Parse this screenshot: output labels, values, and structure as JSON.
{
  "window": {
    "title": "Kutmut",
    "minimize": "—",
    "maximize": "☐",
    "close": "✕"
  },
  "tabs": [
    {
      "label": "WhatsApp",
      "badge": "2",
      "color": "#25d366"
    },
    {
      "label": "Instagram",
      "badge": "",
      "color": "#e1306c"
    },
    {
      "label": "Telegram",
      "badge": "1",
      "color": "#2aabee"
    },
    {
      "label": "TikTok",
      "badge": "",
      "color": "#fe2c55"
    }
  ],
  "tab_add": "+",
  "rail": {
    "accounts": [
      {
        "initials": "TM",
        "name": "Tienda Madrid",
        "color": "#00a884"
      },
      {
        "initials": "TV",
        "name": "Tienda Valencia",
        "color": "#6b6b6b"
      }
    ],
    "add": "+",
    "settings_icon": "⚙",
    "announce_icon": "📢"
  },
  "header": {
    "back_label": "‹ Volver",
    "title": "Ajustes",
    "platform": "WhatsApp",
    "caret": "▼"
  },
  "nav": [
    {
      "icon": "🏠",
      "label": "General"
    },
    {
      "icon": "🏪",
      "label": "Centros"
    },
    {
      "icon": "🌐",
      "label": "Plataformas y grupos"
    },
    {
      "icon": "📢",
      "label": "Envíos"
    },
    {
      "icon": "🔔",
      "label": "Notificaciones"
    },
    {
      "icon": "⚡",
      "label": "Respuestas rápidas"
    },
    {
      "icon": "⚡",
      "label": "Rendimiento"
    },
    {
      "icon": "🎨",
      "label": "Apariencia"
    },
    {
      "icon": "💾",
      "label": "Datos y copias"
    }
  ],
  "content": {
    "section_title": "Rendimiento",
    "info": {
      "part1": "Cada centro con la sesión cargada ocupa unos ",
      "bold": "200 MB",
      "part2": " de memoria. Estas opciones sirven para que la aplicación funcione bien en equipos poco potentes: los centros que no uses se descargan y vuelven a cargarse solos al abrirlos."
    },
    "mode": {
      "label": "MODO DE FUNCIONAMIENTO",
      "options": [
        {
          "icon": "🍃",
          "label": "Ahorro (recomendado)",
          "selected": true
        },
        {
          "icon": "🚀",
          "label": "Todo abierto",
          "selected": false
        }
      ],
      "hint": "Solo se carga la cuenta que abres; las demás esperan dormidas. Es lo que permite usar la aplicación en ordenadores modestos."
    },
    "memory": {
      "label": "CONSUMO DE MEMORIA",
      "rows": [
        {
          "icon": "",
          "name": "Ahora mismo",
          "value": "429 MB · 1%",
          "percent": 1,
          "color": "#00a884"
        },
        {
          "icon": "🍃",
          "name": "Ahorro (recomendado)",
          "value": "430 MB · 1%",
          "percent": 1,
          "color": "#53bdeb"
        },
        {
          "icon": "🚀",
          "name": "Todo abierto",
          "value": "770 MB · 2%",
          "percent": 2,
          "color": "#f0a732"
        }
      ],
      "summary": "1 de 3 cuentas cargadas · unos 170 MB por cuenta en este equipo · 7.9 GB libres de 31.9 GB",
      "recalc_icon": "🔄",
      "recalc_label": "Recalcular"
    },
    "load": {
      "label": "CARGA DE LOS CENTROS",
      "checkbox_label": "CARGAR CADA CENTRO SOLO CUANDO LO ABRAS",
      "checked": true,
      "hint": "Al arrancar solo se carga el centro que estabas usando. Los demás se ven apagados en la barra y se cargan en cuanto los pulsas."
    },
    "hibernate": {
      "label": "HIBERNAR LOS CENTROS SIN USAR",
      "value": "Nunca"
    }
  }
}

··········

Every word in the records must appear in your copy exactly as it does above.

Parse this screenshot: output labels, values, and structure as JSON.
{
  "window": {
    "title": "Kutmut",
    "minimize": "—",
    "maximize": "☐",
    "close": "✕"
  },
  "tabs": [
    {
      "label": "WhatsApp",
      "badge": "2",
      "color": "#25d366"
    },
    {
      "label": "Instagram",
      "badge": "",
      "color": "#e1306c"
    },
    {
      "label": "Telegram",
      "badge": "1",
      "color": "#2aabee"
    },
    {
      "label": "TikTok",
      "badge": "",
      "color": "#fe2c55"
    }
  ],
  "tab_add": "+",
  "rail": {
    "accounts": [
      {
        "initials": "TM",
        "name": "Tienda Madrid",
        "color": "#00a884"
      },
      {
        "initials": "TV",
        "name": "Tienda Valencia",
        "color": "#6b6b6b"
      }
    ],
    "add": "+",
    "settings_icon": "⚙",
    "announce_icon": "📢"
  },
  "header": {
    "back_label": "‹ Volver",
    "title": "Ajustes",
    "platform": "WhatsApp",
    "caret": "▼"
  },
  "nav": [
    {
      "icon": "🏠",
      "label": "General"
    },
    {
      "icon": "🏪",
      "label": "Centros"
    },
    {
      "icon": "🌐",
      "label": "Plataformas y grupos"
    },
    {
      "icon": "📢",
      "label": "Envíos"
    },
    {
      "icon": "🔔",
      "label": "Notificaciones"
    },
    {
      "icon": "⚡",
      "label": "Respuestas rápidas"
    },
    {
      "icon": "⚡",
      "label": "Rendimiento"
    },
    {
      "icon": "🎨",
      "label": "Apariencia"
    },
    {
      "icon": "💾",
      "label": "Datos y copias"
    }
  ],
  "content": {
    "section_title": "Rendimiento",
    "info": {
      "part1": "Cada centro con la sesión cargada ocupa unos ",
      "bold": "200 MB",
      "part2": " de memoria. Estas opciones sirven para que la aplicación funcione bien en equipos poco potentes: los centros que no uses se descargan y vuelven a cargarse solos al abrirlos."
    },
    "mode": {
      "label": "MODO DE FUNCIONAMIENTO",
      "options": [
        {
          "icon": "🍃",
          "label": "Ahorro (recomendado)",
          "selected": true
        },
        {
          "icon": "🚀",
          "label": "Todo abierto",
          "selected": false
        }
      ],
      "hint": "Solo se carga la cuenta que abres; las demás esperan dormidas. Es lo que permite usar la aplicación en ordenadores modestos."
    },
    "memory": {
      "label": "CONSUMO DE MEMORIA",
      "rows": [
        {
          "icon": "",
          "name": "Ahora mismo",
          "value": "429 MB · 1%",
          "percent": 1,
          "color": "#00a884"
        },
        {
          "icon": "🍃",
          "name": "Ahorro (recomendado)",
          "value": "430 MB · 1%",
          "percent": 1,
          "color": "#53bdeb"
        },
        {
          "icon": "🚀",
          "name": "Todo abierto",
          "value": "770 MB · 2%",
          "percent": 2,
          "color": "#f0a732"
        }
      ],
      "summary": "1 de 3 cuentas cargadas · unos 170 MB por cuenta en este equipo · 7.9 GB libres de 31.9 GB",
      "recalc_icon": "🔄",
      "recalc_label": "Recalcular"
    },
    "load": {
      "label": "CARGA DE LOS CENTROS",
      "checkbox_label": "CARGAR CADA CENTRO SOLO CUANDO LO ABRAS",
      "checked": true,
      "hint": "Al arrancar solo se carga el centro que estabas usando. Los demás se ven apagados en la barra y se cargan en cuanto los pulsas."
    },
    "hibernate": {
      "label": "HIBERNAR LOS CENTROS SIN USAR",
      "value": "Nunca"
    }
  }
}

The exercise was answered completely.